YOUR ASSIGNMENT | Scan the material below and copy every line holding the word "time".

[Start of section]

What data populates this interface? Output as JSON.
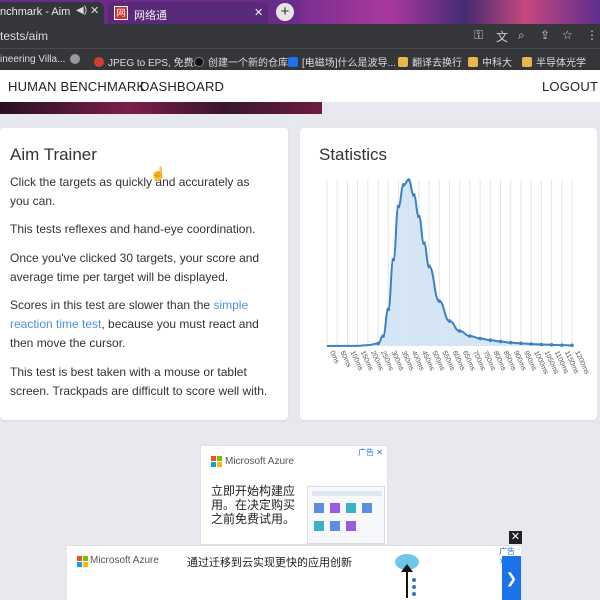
{
  "browser": {
    "active_tab": {
      "title": "nchmark - Aim",
      "mute_icon": "speaker-mute-icon",
      "close_icon": "close-icon"
    },
    "second_tab": {
      "title": "网络通",
      "close_icon": "close-icon"
    },
    "new_tab_label": "+",
    "address": "tests/aim",
    "address_icons": [
      "key-icon",
      "translate-icon",
      "zoom-icon",
      "share-icon",
      "star-icon",
      "more-icon"
    ]
  },
  "bookmarks": [
    {
      "label": "ineering Villa...",
      "color": "#e0a000"
    },
    {
      "label": "",
      "color": "#999999"
    },
    {
      "label": "JPEG to EPS, 免费...",
      "color": "#d04030"
    },
    {
      "label": "",
      "color": "#333333"
    },
    {
      "label": "创建一个新的仓库",
      "color": "#555555"
    },
    {
      "label": "[电磁场]什么是波导...",
      "color": "#1a73e8"
    },
    {
      "label": "翻译去换行",
      "color": "#e8b64a"
    },
    {
      "label": "中科大",
      "color": "#e8b64a"
    },
    {
      "label": "半导体光学",
      "color": "#e8b64a"
    }
  ],
  "nav": {
    "brand": "HUMAN BENCHMARK",
    "dashboard": "DASHBOARD",
    "logout": "LOGOUT"
  },
  "left_card": {
    "title": "Aim Trainer",
    "p1": "Click the targets as quickly and accurately as you can.",
    "p2": "This tests reflexes and hand-eye coordination.",
    "p3": "Once you've clicked 30 targets, your score and average time per target will be displayed.",
    "p4_before": "Scores in this test are slower than the ",
    "p4_link": "simple reaction time test",
    "p4_after": ", because you must react and then move the cursor.",
    "p5": "This test is best taken with a mouse or tablet screen. Trackpads are difficult to score well with."
  },
  "right_card": {
    "title": "Statistics"
  },
  "chart_data": {
    "type": "area",
    "title": "",
    "xlabel": "",
    "ylabel": "",
    "x": [
      "0ms",
      "50ms",
      "100ms",
      "150ms",
      "200ms",
      "250ms",
      "300ms",
      "350ms",
      "400ms",
      "450ms",
      "500ms",
      "550ms",
      "600ms",
      "650ms",
      "700ms",
      "750ms",
      "800ms",
      "850ms",
      "900ms",
      "950ms",
      "1000ms",
      "1050ms",
      "1100ms",
      "1150ms",
      "1200ms"
    ],
    "series": [
      {
        "name": "",
        "points": [
          [
            0,
            0
          ],
          [
            150,
            0.001
          ],
          [
            200,
            0.005
          ],
          [
            250,
            0.015
          ],
          [
            275,
            0.06
          ],
          [
            300,
            0.22
          ],
          [
            325,
            0.52
          ],
          [
            350,
            0.84
          ],
          [
            375,
            0.97
          ],
          [
            400,
            1.0
          ],
          [
            425,
            0.91
          ],
          [
            450,
            0.78
          ],
          [
            475,
            0.62
          ],
          [
            500,
            0.48
          ],
          [
            550,
            0.27
          ],
          [
            600,
            0.15
          ],
          [
            650,
            0.09
          ],
          [
            700,
            0.06
          ],
          [
            750,
            0.045
          ],
          [
            800,
            0.035
          ],
          [
            850,
            0.027
          ],
          [
            900,
            0.02
          ],
          [
            950,
            0.016
          ],
          [
            1000,
            0.012
          ],
          [
            1050,
            0.009
          ],
          [
            1100,
            0.007
          ],
          [
            1150,
            0.005
          ],
          [
            1200,
            0.004
          ]
        ]
      }
    ],
    "xlim": [
      0,
      1200
    ],
    "grid": true,
    "line_color": "#3b82c4",
    "fill_color": "#cfe2f3"
  },
  "ads": {
    "mid": {
      "brand": "Microsoft Azure",
      "badge": "广告 ✕",
      "headline": "立即开始构建应用。在决定购买之前免费试用。"
    },
    "bottom": {
      "brand": "Microsoft Azure",
      "badge": "广告 ✕",
      "headline": "通过迁移到云实现更快的应用创新",
      "next": "❯",
      "close": "✕"
    }
  }
}
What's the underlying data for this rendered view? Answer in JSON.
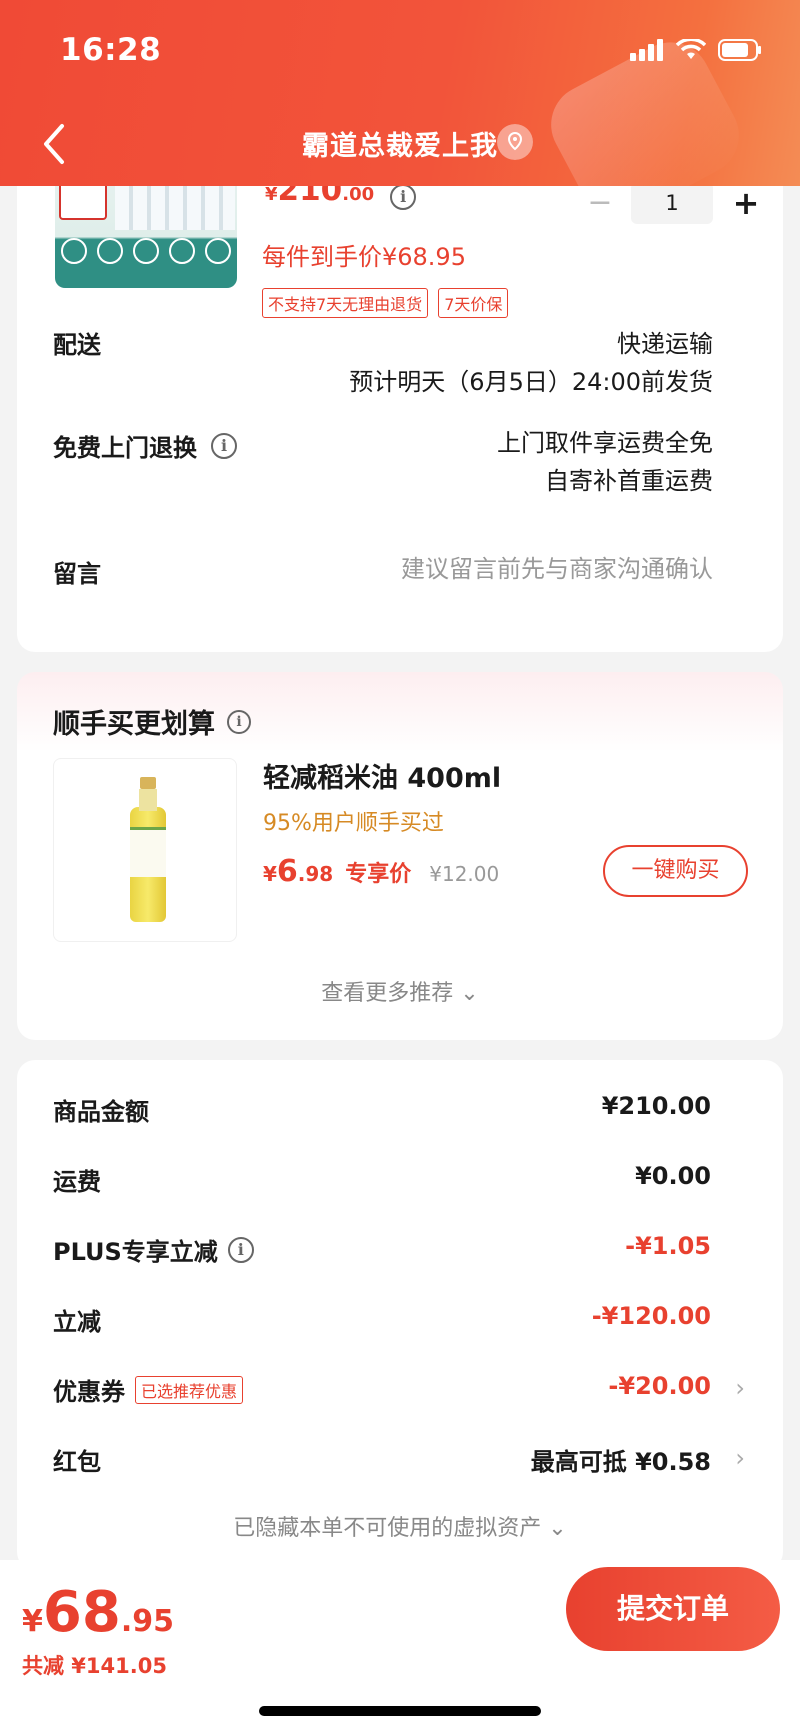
{
  "status_bar": {
    "time": "16:28"
  },
  "nav": {
    "title": "霸道总裁爱上我"
  },
  "product": {
    "price_currency": "¥",
    "price_int": "210",
    "price_dec": ".00",
    "quantity": "1",
    "each_price": "每件到手价¥68.95",
    "tags": [
      "不支持7天无理由退货",
      "7天价保"
    ]
  },
  "delivery": {
    "label": "配送",
    "method": "快递运输",
    "estimate": "预计明天（6月5日）24:00前发货"
  },
  "exchange": {
    "label": "免费上门退换",
    "line1": "上门取件享运费全免",
    "line2": "自寄补首重运费"
  },
  "message": {
    "label": "留言",
    "placeholder": "建议留言前先与商家沟通确认"
  },
  "addon": {
    "header": "顺手买更划算",
    "title": "轻减稻米油 400ml",
    "subtitle": "95%用户顺手买过",
    "price_currency": "¥",
    "price_int": "6",
    "price_dec": ".98",
    "price_label": "专享价",
    "original_price": "¥12.00",
    "buy_label": "一键购买",
    "more_label": "查看更多推荐 ⌄"
  },
  "summary": {
    "rows": [
      {
        "label": "商品金额",
        "value": "¥210.00"
      },
      {
        "label": "运费",
        "value": "¥0.00"
      },
      {
        "label": "PLUS专享立减",
        "value": "-¥1.05"
      },
      {
        "label": "立减",
        "value": "-¥120.00"
      },
      {
        "label": "优惠券",
        "tag": "已选推荐优惠",
        "value": "-¥20.00"
      },
      {
        "label": "红包",
        "value": "最高可抵 ¥0.58"
      }
    ],
    "hidden_note": "已隐藏本单不可使用的虚拟资产 ⌄"
  },
  "footer": {
    "total_currency": "¥",
    "total_int": "68",
    "total_dec": ".95",
    "saved": "共减 ¥141.05",
    "submit_label": "提交订单"
  },
  "colors": {
    "accent": "#e8412f",
    "header": "#f04a36",
    "addon_subtitle": "#d68a24"
  }
}
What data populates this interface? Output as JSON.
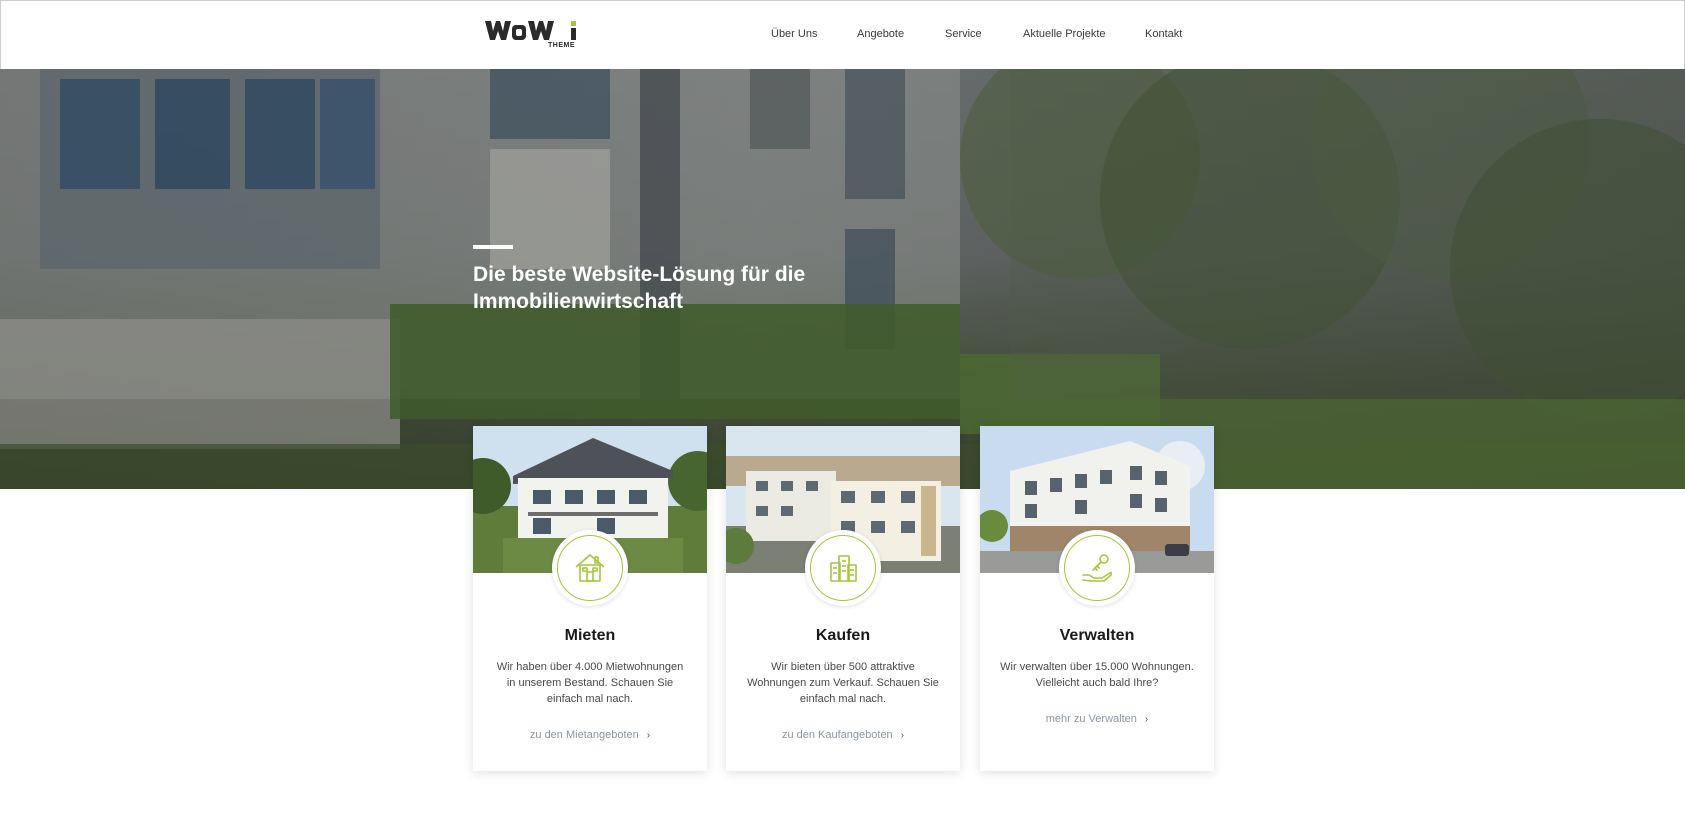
{
  "brand": {
    "logo_text": "wowi",
    "logo_sub": "THEME",
    "accent_color": "#a3c83a"
  },
  "nav": {
    "items": [
      {
        "label": "Über Uns"
      },
      {
        "label": "Angebote"
      },
      {
        "label": "Service"
      },
      {
        "label": "Aktuelle Projekte"
      },
      {
        "label": "Kontakt"
      }
    ]
  },
  "hero": {
    "title_line1": "Die beste Website-Lösung für die",
    "title_line2": "Immobilienwirtschaft"
  },
  "cards": [
    {
      "title": "Mieten",
      "icon": "house-icon",
      "text": "Wir haben über 4.000 Mietwohnungen in unserem Bestand. Schauen Sie einfach mal nach.",
      "link": "zu den Mietangeboten"
    },
    {
      "title": "Kaufen",
      "icon": "buildings-icon",
      "text": "Wir bieten über 500 attraktive Wohnungen zum Verkauf. Schauen Sie einfach mal nach.",
      "link": "zu den Kaufangeboten"
    },
    {
      "title": "Verwalten",
      "icon": "key-hand-icon",
      "text": "Wir verwalten über 15.000 Wohnungen. Vielleicht auch bald Ihre?",
      "link": "mehr zu Verwalten"
    }
  ]
}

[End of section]

ANSWER TO THIS PROBLEM |
    "p3": "Once you've clicked 30 targets, your score and average time per target will be displayed.",
    "p4_link": "simple reaction time test",
    "time": "16:28"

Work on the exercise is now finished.